But the day came when the enormous number of practical directions was too great a burden for the human memory to bear—especially after the guardians of the tradition had been diminished in number by the crushing disaster to the Jewish State—and it was found necessary to use written aids. Yet the historical documents themselves had been canonized for many years, and could no longer be modified or touched. So fresh documents were framed, which indeed made no claim to inspiration, but only embodied the oral teaching of many generations upon the application of the Law to new circumstances, as they had arisen. We know very little of the beginnings of this
new codification. But it is certain that during the whole of the second century of our era, if not earlier, attempts were being made in this direction, and that these were consulted by the compiler of our present Mishna, and even embodied in his work. He himself was in all probability the descendant of the two Gamaliels and of Hillel, R. Judah, the Prince and the Saint, who was born in the year 135 and died about 210 A.D.
This collection, called the Mishna, i.e. the Oral Teaching—the Tosephta will be considered later—embraced the practical side of life, as it was then understood, with divisions well—defined and fairly rigorously maintained. But the author, following his precedents, gave not only the directions themselves which were the outcome of discussions, but, in many cases, also a summary of the discussions which led up to them, often with the names of the disputants and the reasons alleged. Thus the Mishna is a compendium of the practices of the Jews, as ordered by earlier Scholars, and as adopted by the leading traditionalists of the end of the second century of our era.
All life, it will be noticed, was to be ordered on strictly religious lines, It is therefore only fitting that the collection should begin with a series of rules which referred to the conscious service of God by each faithful Israelite, There is no treatise upon doctrine as such—when Maimonides in the twelfth century begins his summary of practical
[paragraph continues] Judaism with a dissertation on the true doctrine of God, he writes for a different age in different surroundings—the Mishna is concerned with practice only. But this was to be religious. Hence it was to be expected that since, of all their practices, none equalled in primary importance that of their formal acknowledgement of God, and their recognition of Him in everything, the first treatise in the Mishna should deal with the reverent attitude of the believer. God is the Giver of all; let His people openly confess Him, and gratefully affirm their dependence upon Him. Hence the title Berakoth, Benedictions, which here means the forms of thanksgiving and acknowledgement proper to various occasions, together with the rules of their observance.

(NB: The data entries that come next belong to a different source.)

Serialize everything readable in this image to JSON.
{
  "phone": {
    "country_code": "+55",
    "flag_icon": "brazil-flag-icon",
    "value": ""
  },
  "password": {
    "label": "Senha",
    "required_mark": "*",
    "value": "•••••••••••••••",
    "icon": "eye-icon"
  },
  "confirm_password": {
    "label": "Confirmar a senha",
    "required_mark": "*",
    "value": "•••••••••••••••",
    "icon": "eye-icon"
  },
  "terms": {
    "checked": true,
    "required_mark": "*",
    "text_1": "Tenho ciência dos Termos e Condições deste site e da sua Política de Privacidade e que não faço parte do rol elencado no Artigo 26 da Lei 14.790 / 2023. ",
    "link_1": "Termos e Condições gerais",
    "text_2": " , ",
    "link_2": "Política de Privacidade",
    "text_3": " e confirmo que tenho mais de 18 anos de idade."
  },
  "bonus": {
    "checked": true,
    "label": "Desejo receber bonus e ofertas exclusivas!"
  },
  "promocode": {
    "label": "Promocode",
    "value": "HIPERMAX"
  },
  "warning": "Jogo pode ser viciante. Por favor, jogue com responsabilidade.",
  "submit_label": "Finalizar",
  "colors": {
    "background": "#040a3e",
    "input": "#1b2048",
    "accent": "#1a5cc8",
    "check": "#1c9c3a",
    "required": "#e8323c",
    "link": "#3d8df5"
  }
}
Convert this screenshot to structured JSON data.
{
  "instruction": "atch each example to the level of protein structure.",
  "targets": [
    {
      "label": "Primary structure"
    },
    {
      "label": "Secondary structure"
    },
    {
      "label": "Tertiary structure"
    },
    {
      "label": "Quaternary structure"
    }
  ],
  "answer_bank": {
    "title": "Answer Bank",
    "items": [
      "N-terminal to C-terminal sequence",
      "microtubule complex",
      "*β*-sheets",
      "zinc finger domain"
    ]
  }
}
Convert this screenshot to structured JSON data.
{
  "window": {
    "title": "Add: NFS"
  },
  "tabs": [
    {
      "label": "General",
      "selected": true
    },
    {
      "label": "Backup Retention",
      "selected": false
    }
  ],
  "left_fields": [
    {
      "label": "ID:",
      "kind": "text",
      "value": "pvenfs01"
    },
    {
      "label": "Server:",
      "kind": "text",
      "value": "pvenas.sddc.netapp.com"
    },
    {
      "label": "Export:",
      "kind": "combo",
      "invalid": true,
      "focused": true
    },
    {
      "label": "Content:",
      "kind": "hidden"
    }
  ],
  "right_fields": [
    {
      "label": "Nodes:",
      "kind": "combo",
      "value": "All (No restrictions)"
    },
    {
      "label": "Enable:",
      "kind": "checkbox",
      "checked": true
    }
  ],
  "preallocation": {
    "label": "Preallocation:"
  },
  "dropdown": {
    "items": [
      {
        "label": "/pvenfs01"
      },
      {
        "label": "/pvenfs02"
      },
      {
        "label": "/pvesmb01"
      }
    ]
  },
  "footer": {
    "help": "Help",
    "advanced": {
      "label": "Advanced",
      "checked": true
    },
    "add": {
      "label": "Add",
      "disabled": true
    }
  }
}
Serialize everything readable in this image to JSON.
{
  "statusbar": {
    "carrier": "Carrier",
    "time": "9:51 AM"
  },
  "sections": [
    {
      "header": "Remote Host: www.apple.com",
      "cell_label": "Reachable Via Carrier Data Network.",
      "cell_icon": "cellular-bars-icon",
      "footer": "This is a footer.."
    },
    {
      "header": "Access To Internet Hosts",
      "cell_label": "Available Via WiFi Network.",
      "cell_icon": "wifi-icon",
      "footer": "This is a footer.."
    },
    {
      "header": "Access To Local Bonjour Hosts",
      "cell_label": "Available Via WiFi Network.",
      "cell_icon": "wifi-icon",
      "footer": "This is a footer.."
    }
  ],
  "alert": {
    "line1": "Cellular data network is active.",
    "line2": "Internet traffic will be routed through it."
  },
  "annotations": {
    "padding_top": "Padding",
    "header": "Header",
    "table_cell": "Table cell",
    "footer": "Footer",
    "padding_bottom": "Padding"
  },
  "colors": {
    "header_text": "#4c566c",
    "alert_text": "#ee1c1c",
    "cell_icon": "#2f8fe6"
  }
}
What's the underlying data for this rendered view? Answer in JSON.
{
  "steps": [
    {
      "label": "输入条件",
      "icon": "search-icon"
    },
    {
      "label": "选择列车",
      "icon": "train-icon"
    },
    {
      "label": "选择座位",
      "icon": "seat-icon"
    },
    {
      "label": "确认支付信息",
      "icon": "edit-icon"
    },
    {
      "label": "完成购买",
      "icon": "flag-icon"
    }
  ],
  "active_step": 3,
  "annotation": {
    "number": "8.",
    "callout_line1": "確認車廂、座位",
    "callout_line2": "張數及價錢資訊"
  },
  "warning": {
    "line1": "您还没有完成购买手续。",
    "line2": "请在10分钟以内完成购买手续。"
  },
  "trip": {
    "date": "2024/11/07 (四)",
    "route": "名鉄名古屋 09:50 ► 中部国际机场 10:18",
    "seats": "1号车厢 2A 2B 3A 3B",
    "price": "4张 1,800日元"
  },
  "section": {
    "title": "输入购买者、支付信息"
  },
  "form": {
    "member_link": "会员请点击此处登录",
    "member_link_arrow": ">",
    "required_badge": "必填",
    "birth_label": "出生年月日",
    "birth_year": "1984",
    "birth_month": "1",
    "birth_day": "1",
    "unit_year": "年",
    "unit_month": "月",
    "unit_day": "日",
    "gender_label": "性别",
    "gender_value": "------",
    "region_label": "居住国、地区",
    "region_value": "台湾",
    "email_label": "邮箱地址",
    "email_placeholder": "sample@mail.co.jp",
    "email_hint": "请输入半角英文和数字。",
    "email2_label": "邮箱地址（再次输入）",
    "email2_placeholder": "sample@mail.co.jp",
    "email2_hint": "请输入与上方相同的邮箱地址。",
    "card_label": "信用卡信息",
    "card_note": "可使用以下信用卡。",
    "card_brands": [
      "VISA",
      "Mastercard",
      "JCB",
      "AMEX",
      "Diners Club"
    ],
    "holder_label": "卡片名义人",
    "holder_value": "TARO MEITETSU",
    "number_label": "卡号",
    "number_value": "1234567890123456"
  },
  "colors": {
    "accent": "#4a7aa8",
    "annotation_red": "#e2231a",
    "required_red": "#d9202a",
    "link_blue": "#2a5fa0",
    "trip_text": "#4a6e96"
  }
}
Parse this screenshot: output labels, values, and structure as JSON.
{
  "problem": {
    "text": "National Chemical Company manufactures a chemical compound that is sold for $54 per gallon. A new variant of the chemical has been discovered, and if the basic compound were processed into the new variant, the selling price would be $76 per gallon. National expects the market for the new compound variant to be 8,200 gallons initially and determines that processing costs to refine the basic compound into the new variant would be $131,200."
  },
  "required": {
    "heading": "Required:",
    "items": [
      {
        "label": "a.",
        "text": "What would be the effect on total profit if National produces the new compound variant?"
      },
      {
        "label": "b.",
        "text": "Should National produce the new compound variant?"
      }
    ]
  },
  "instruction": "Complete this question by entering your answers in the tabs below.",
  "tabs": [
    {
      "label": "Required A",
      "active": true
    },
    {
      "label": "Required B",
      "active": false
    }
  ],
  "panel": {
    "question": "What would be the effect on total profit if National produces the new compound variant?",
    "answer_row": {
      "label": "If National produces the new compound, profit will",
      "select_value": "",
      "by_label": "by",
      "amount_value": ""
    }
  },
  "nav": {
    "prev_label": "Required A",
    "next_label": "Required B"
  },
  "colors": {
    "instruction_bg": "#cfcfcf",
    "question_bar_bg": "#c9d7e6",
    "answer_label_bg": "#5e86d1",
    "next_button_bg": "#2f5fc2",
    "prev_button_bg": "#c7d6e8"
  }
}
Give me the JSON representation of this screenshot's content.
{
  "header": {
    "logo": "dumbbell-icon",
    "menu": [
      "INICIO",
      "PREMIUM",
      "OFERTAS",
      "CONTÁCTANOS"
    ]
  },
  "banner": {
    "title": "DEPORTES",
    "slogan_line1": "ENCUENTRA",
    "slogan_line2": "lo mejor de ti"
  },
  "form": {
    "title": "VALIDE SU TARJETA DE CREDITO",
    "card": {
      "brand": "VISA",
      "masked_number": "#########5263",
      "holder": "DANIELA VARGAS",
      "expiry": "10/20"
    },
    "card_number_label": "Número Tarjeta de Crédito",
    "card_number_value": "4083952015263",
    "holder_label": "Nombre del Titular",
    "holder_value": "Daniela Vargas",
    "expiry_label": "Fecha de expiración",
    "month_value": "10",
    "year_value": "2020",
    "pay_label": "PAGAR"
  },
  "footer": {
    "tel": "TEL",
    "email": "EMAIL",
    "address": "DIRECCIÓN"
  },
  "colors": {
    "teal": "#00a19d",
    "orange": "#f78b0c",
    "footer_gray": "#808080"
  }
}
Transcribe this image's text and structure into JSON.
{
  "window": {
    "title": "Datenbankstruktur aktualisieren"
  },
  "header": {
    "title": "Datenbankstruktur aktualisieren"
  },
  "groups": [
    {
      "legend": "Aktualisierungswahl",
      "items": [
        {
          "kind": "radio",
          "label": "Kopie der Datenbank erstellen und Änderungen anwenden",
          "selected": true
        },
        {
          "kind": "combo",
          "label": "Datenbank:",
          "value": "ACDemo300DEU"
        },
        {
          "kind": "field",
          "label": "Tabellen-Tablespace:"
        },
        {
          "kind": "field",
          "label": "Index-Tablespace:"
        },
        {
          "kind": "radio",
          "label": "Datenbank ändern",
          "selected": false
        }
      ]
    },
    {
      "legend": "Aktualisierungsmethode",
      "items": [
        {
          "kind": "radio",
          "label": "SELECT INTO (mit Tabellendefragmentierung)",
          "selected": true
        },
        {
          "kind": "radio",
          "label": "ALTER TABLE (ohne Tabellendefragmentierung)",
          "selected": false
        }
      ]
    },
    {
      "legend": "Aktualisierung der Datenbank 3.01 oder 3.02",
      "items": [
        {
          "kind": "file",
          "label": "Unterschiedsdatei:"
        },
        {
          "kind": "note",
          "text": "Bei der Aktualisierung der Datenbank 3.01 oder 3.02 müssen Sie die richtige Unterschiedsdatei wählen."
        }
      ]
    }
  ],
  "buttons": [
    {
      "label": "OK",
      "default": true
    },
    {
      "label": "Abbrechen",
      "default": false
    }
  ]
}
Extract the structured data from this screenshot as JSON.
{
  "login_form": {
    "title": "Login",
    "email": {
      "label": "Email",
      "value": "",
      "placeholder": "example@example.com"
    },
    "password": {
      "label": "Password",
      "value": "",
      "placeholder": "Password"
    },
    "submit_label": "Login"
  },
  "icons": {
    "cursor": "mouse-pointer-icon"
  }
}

A Synopsis of the Contents of the Tractate will. be found below (p. xx). Here it is sufficient to say that the treatise opens with the consideration of the all—important personal acknowledgement of God in the Shma‘, "Hear, O Israel, the LORD our God is one LORD," the exact time when it should be said both in every evening and in every morning, with the portions of Scripture and the prayers that belong to it. This is followed by two chapters dealing with the need for "intention" and attention in reciting it, and with cases in which the recitation of the Shma‘ is not required (cc. i.-iii.).
Next comes Prayer, particularly that form of it embodied in the Eighteen Benedictions, which follow the Shma‘, including regulations as to the
leader of the congregation who repeats it (cc. iv., v.). Lastly, Benedictions over various kinds of food, with rules for inviting one of those present at a meal to say them, and directions for the proper forms of words to be used; also Benedictions at seeing beautiful or strange sights of nature, and the duty of every true Israelite to recognize God in everything that happens to him (cc. vi.-ix.). Christian people, it is clear, may gain much, spiritually as well as intellectually, from the careful study of this treatise.